The province has started a search for someone to design and build a monument on the grounds of the Manitoba Legislative Building.
The provincial government, along with the Committee to Commemorate the 200th Anniversary of the Peguis Selkirk Treaty, is issuing a Request for Qualifications (RFQ) to those wanting to design a statue of the chief.
“Our committee is very pleased that we have been able to move this project forward over the last four years,” Bill Shead and John Perrin, committee co-chairs, said in a news release.
“We gratefully acknowledge the support of the Manitoba government in making this project happen. It is our hope this monument will inspire all Manitobans to recognize First Nations contributions and embrace mutual respect and reconciliation.”
The statue is meant to promote reconciliation between First Nations and non-Indigenous people. The Peguis Selkirk Treaty was the first formal written agreement recognizing Indigenous land rights in Western Canada and pre-dates the numbered treaties.
Inscriptions on the monument will commemorate all five treaty signatory chiefs, the committee chairs said.
The province has previously announced it will provide funding towards the building of the monument, and said Wednesday that it will contribute $500,000 to the project.
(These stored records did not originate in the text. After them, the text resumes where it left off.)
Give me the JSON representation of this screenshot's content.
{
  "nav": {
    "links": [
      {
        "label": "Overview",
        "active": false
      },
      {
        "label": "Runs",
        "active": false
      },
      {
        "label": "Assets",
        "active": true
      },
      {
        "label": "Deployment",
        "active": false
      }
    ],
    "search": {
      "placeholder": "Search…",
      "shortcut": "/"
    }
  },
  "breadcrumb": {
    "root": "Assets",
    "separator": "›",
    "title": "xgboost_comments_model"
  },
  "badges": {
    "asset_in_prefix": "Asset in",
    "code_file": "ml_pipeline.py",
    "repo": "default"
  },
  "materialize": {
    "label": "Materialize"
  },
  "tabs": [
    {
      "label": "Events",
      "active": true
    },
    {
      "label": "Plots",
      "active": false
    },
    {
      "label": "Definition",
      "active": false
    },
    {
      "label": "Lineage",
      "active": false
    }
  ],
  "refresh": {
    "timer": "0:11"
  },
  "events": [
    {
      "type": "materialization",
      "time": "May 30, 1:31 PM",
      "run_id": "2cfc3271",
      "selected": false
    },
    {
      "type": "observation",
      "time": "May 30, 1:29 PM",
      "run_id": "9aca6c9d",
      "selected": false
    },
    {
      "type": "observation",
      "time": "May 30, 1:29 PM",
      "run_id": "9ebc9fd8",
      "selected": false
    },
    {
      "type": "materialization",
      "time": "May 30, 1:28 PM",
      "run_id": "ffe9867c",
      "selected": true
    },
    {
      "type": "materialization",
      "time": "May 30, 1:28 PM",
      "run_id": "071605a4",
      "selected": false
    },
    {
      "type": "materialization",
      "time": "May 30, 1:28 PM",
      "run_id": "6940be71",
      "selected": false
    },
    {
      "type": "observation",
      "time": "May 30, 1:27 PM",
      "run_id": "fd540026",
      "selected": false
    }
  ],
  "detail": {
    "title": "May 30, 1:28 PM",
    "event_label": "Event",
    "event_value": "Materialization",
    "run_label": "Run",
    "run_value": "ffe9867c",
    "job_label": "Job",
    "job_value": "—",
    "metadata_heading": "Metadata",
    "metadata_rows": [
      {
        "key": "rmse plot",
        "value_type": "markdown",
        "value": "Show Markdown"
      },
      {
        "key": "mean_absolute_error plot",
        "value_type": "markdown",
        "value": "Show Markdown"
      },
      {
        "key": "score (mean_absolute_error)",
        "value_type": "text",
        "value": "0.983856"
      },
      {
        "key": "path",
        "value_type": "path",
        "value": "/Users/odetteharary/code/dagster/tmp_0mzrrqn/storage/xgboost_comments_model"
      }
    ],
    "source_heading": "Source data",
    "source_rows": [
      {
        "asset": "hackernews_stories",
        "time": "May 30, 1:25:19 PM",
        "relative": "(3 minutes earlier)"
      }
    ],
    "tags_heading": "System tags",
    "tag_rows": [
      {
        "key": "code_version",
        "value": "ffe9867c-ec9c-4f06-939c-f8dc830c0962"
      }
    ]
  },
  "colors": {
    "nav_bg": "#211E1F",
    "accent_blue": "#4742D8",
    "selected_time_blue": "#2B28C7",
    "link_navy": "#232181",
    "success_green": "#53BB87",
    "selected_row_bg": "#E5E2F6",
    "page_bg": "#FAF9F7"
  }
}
Indigenous Reconciliation Minister Alan Lagimodiere noted that the monument will be the first on the province’s legislative grounds to recognize the contributions of First Nations Peoples to Manitoba.
The statues on the grounds of the Manitoba legislative building were recently the target of protesters after groups damaged and tore down two statues of Queens Victoria and Elizabeth II on Canada Day.
Premier Brian Pallister later said the statues would be repaired.
“Tearing down is a lot simpler than building up,” Pallister said, adding he felt “disgust and disappointment” at the vandalism.
“I believe that Canada has been, and will always be, I hope, a nation that is an example to those around the world of our dedication to building.”
His comments later prompted a firestorm of controversy that ended with an apology.
“The people who came here to this country didn’t come here to destroy anything. They came here to build,” he said July 7.
“They came to build better … and they built farms, and they built businesses, and they built communities and churches too.”
Tuesday afternoon, Pallister apologized for the “misunderstanding” he caused with his words.